The heavier the bottle, the better the wine
One of the most important myths to demolish to protect the environment is the thought that the heavier the bottle, the better the wine. First, because this is not true. The weight of the container does not determine the quality of the liquid inside (although unfortunately it has been used as a marketing tool that is luckily changing direction). And second, because the fact of manufacturing and transporting glass bottles is one of the largest contributions to the carbon footprint of wine. Stop being guided by this wrong statement and at the same time help to take care of Mother Earth.
Red wine gets better with age
Other beliefs that we even use as a compliment when saying “you are like a fine wine, you get better with age”, is not entirely correct because not all red wines (and whites, especially) improve over time. It all depends on how they were made, whether they were intended for aging. In fact, most of the wines produced are made to be drunk within the next five years, such as Casillero del Diablo Cabernet Sauvignon 2019 or Marques de Casa Concha Pinot Noir 2019. Waiting a long time is no guarantee that the wine will be spectacular. You will always have to see the aging it had in barrels before being bottled, and of course the subsequent aging conditions that we give it at home. Under good conditions, for example, Carmín de Peumo 2017 can be aged for up to 16 years and offer an incredible experience.
Screw cap wines are low quality
Another misconception is related to the romanticism that exists around the act of uncorking a bottle. There are still many people who believe that a wine with a screw cap is inferior to one with a cork or that this sealing system is less efficient than the cork. However, the screw cap can protect the wine much better than the cork, in addition to preventing problems such as the cork breaking or being part of the 4% of corks that comes with the fungus 2,4,6-trichloroanisole (TCA), causing what is commonly known as “corked wine”, which gives the wine a bad smell.
Always sniff the cork
The truth is that smelling the wine cork will tell us absolutely nothing about the wine unless the cork is affected by a fungus. Now, if you already have the cork in your hand and you are looking for information, take advantage of observing it well.
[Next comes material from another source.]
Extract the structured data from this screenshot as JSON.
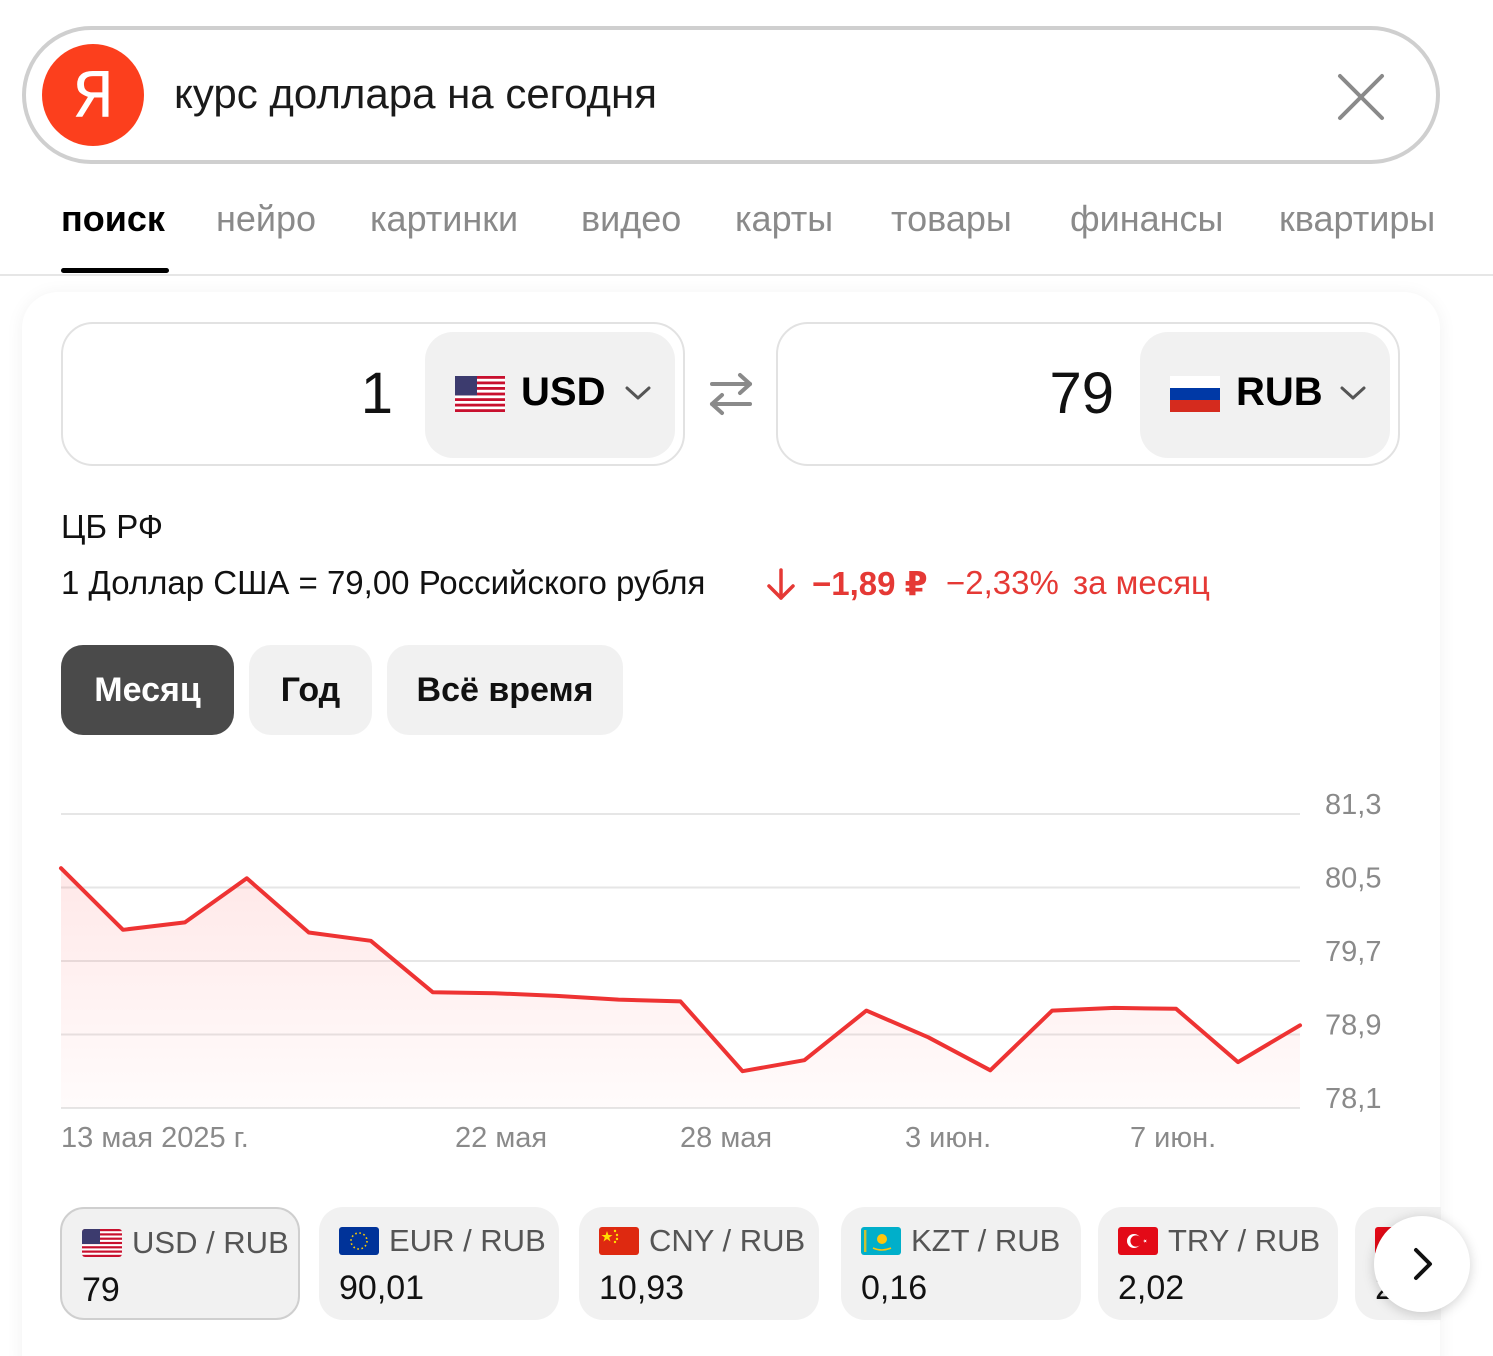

If it is stained only on the part that touches the wine, it means that the cork has fulfilled its function. But if the wine has risen through the cork to the surface, it is probably faulty, and the quality of the wine could be affected.
Red wine is more alcoholic than white wine
When a wine is drunk cold, the alcoholic sensation decreases significantly. However, this does not necessarily mean that the wine has a low alcohol level. This happens especially with white wines, hence the belief that red wines are more alcoholic. Marques de Casa Concha Chardonnay 2019, for example, has 14.2% alcohol content. While Gran Reserva Cabernet Sauvignon 2019 has 13.5%. As you see, this is another myth to demolish.